Likewise, if this happens, the company will need to make the inventory write-down journal entry to reduce the value of the inventory to its net realizable value. The Allowance for obsolete inventory account is included on the balance sheet directly below the Inventory account to show a net value of inventory. In this example, the Inventory account shows a debit balance of 1,000 and the Allowance for obsolete inventory account shows a credit balance a 300, resulting in a net inventory of 700 as required.
Inventory write down journal entry
Chartered accountant Michael Brown is the founder and CEO of Double Entry Bookkeeping. He has worked as an accountant and consultant for more than 25 years and has built financial models for all types of industries. He has been the CFO or controller of both small and medium sized companies and has run small businesses of his own. He has been a manager and an auditor with Deloitte, a big 4 accountancy firm, and holds a degree from Loughborough University. Obsolete inventory is inventory that a company still has on hand after it should have been sold. When inventory can’t be sold in the markets, it declines significantly in value and could be deemed useless to the company.
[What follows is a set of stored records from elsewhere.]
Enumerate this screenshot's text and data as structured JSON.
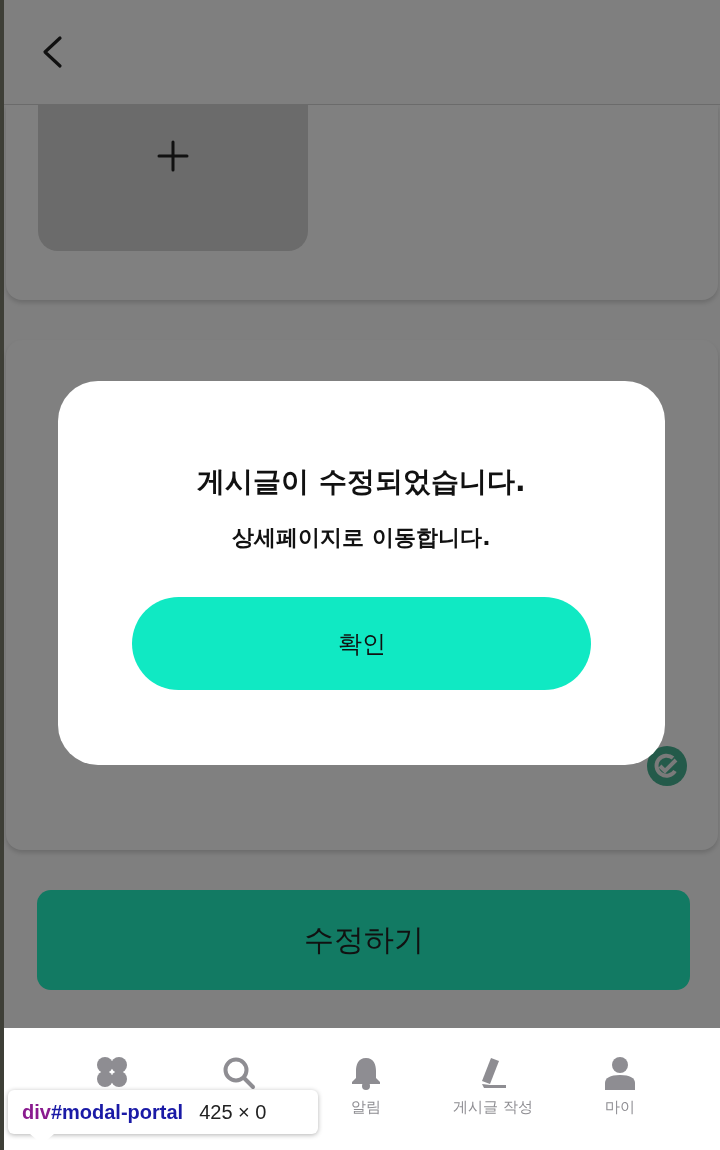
{
  "submit_button": {
    "label": "수정하기"
  },
  "modal": {
    "title": "게시글이 수정되었습니다.",
    "message": "상세페이지로 이동합니다.",
    "confirm": "확인"
  },
  "bottom_nav": [
    {
      "kind": "home"
    },
    {
      "kind": "search"
    },
    {
      "kind": "bell",
      "label": "알림"
    },
    {
      "kind": "pencil",
      "label": "게시글 작성"
    },
    {
      "kind": "person",
      "label": "마이"
    }
  ],
  "inspector_tooltip": {
    "tag": "div",
    "id": "#modal-portal",
    "size": "425 × 0"
  }
}
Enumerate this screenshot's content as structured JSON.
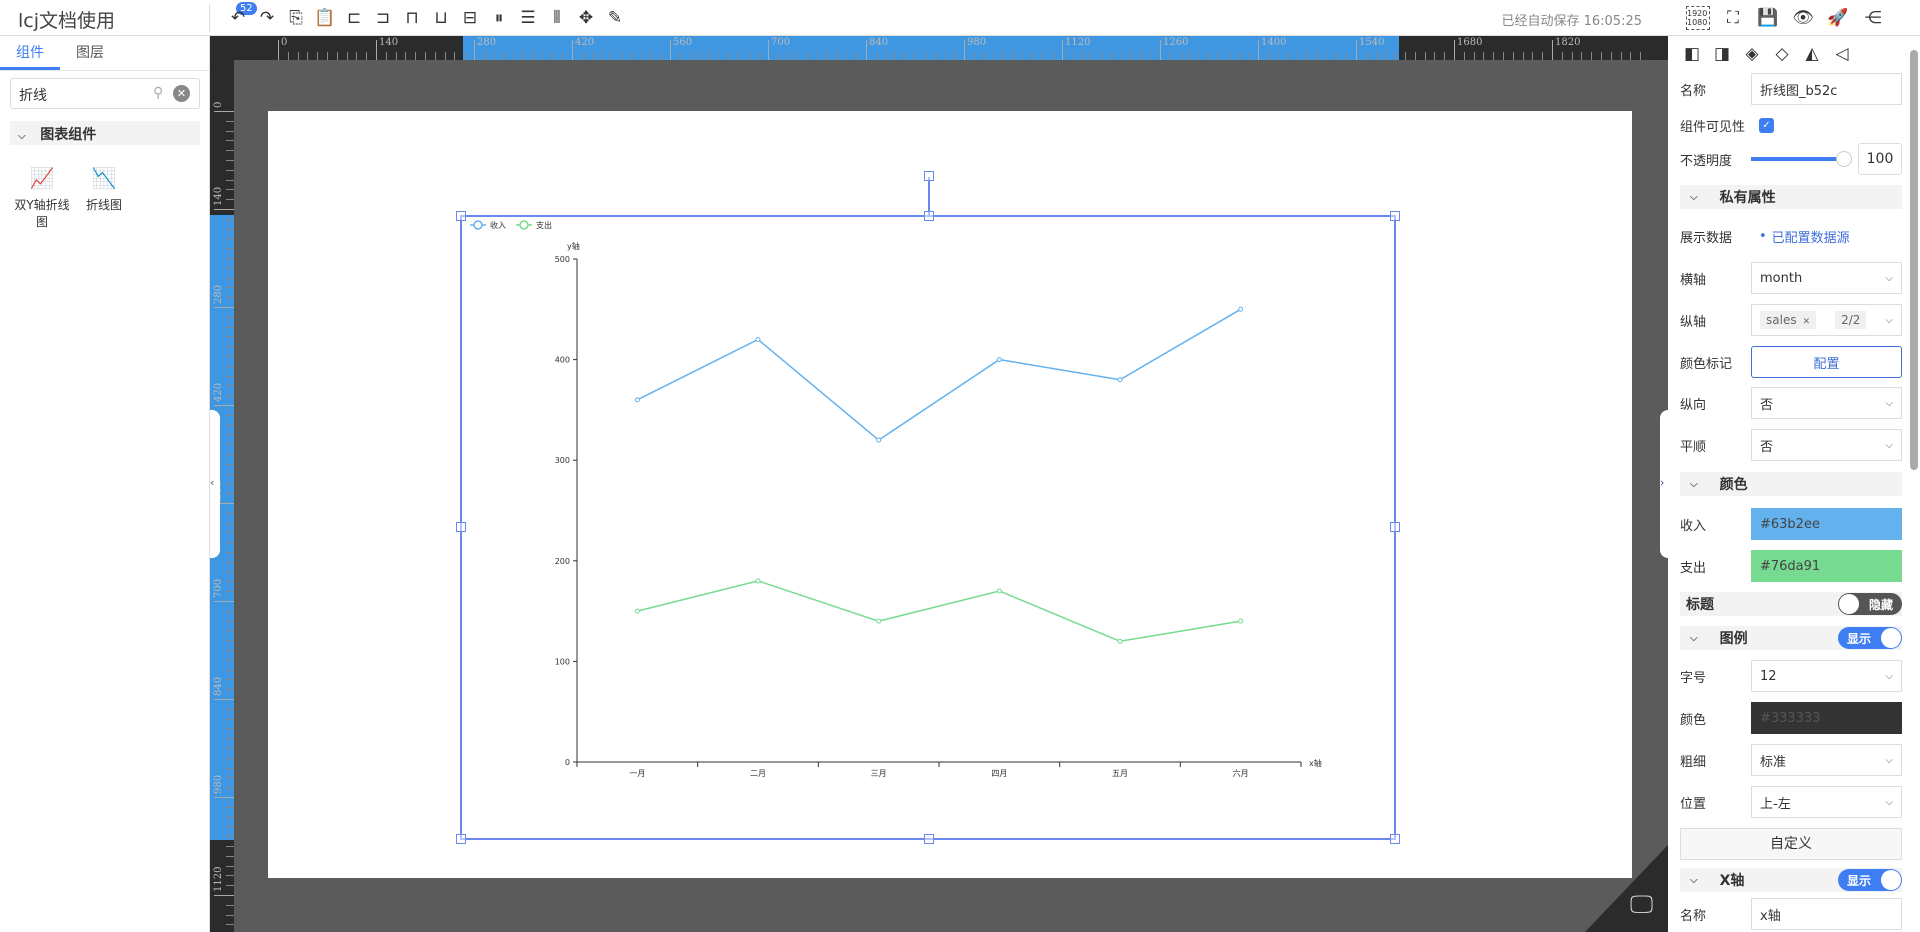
{
  "header": {
    "title": "lcj文档使用",
    "undo_count": "52",
    "autosave": "已经自动保存 16:05:25",
    "toolbar": [
      "undo-icon",
      "redo-icon",
      "copy-icon",
      "paste-icon",
      "align-left-icon",
      "align-right-icon",
      "align-top-icon",
      "align-bottom-icon",
      "align-vcenter-icon",
      "align-hcenter-icon",
      "distribute-v-icon",
      "distribute-h-icon",
      "move-icon",
      "edit-icon"
    ],
    "right_tools": [
      "resolution-1920-1080-icon",
      "fit-screen-icon",
      "save-icon",
      "preview-icon",
      "publish-icon",
      "share-icon"
    ],
    "resolution_label": "1920 1080"
  },
  "left": {
    "tabs": [
      "组件",
      "图层"
    ],
    "search_value": "折线",
    "category": "图表组件",
    "components": [
      {
        "label": "双Y轴折线图",
        "icon": "dual-axis-line-chart-icon"
      },
      {
        "label": "折线图",
        "icon": "line-chart-icon"
      }
    ]
  },
  "rulers": {
    "top": [
      "0",
      "140",
      "280",
      "420",
      "560",
      "700",
      "840",
      "980",
      "1120",
      "1260",
      "1400",
      "1540",
      "1680",
      "1820"
    ],
    "left": [
      "0",
      "140",
      "280",
      "420",
      "560",
      "700",
      "840",
      "980",
      "1120"
    ]
  },
  "chart_data": {
    "type": "line",
    "categories": [
      "一月",
      "二月",
      "三月",
      "四月",
      "五月",
      "六月"
    ],
    "series": [
      {
        "name": "收入",
        "values": [
          360,
          420,
          320,
          400,
          380,
          450
        ],
        "color": "#63b2ee"
      },
      {
        "name": "支出",
        "values": [
          150,
          180,
          140,
          170,
          120,
          140
        ],
        "color": "#76da91"
      }
    ],
    "xlabel": "x轴",
    "ylabel": "y轴",
    "ylim": [
      0,
      500
    ],
    "yticks": [
      "0",
      "100",
      "200",
      "300",
      "400",
      "500"
    ],
    "legend": "top-left",
    "grid": false
  },
  "props": {
    "tools": [
      "bring-front-icon",
      "send-back-icon",
      "layer-up-icon",
      "layer-down-icon",
      "flip-h-icon",
      "flip-v-icon"
    ],
    "name_label": "名称",
    "name_value": "折线图_b52c",
    "visible_label": "组件可见性",
    "opacity_label": "不透明度",
    "opacity_value": "100",
    "opacity": 100,
    "private_section": "私有属性",
    "data_label": "展示数据",
    "data_value": "已配置数据源",
    "xaxis_label": "横轴",
    "xaxis_value": "month",
    "yaxis_label": "纵轴",
    "yaxis_tag": "sales",
    "yaxis_count": "2/2",
    "color_mark_label": "颜色标记",
    "color_mark_button": "配置",
    "vertical_label": "纵向",
    "vertical_value": "否",
    "smooth_label": "平顺",
    "smooth_value": "否",
    "color_section": "颜色",
    "income_label": "收入",
    "income_color": "#63b2ee",
    "expense_label": "支出",
    "expense_color": "#76da91",
    "title_label": "标题",
    "title_toggle": "隐藏",
    "legend_section": "图例",
    "legend_toggle": "显示",
    "fontsize_label": "字号",
    "fontsize_value": "12",
    "legend_color_label": "颜色",
    "legend_color": "#333333",
    "weight_label": "粗细",
    "weight_value": "标准",
    "position_label": "位置",
    "position_value": "上-左",
    "custom_button": "自定义",
    "xaxis_section": "X轴",
    "xaxis_toggle": "显示",
    "xaxis_name_label": "名称",
    "xaxis_name_value": "x轴"
  }
}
One asset has been exchanged for another, but there has been no entry made to our profit and loss to recognise the expense. We have simply traded one current asset (cash) for another current asset (stock on hand). However, there are generally no legal implications of an inventory write-off, unless the business is operating in a sector which is highly regulated. Examples include sectors such as the cannabis industry, where stock-write offs need to be carefully documented and disclosed to third parties. There are a number of inventory journal entries that can be used to document inventory transactions.
In an ideal scenario, when all your inventory gets sold at a net profit, you achieve maximum ROI. Another possible scenario for reversal is when there is an increase in the inventory’s market value. There is no standard formula to apply for kind of inventory and business operation.
Once inventory loses value, it must be reported on immediately, as it can impact a company’s net income. Once you charge the losses to expense, your financial statements will reflect the lower inventory value amount. You can count on ShipBob’s processes, premium technology, and expertise to help you prevent inventory shrinkage and optimize inventory levels to meet demand and reduce costs. To make reporting and inventory accounting much easier, ShipBob offers simple inventory reporting tools complete with charts and graphs. It’s worth noting that smaller write-offs can be reported as COGS, rather than a write-down.
Sale Transaction Entry
The company needs to assess the inventory to provide an allowance of provision. It allows the company to record expenses before the inventory is actually written off, so the expense will spread over the financial statement. It will prevent the expense from hitting a particular accounting period and cause a significant impact on profit. The company can make the inventory write-down journal entry by debiting the loss on inventory write-down account and crediting the inventory account. If the reserve balance is insufficient, you would credit inventory for the full adjustment, debit inventory reserve for its full balance and debit cost of goods sold for the difference.
The second entry is to recognise the inventory that has left our business. We have a debit to our Stock on hand for $100 (which decreases our assets), and a credit to Cost of Goods Sold (which increases our expenses). That concludes the journal entries for the basic transfer of inventory into the manufacturing process and out to the customer as a sale. There are also two special situations that arise periodically, which are adjustments for obsolete inventory and for the lower of cost or market rule. There is also a separate entry for the sale transaction, in which you record a sale and an offsetting increase in accounts receivable or cash.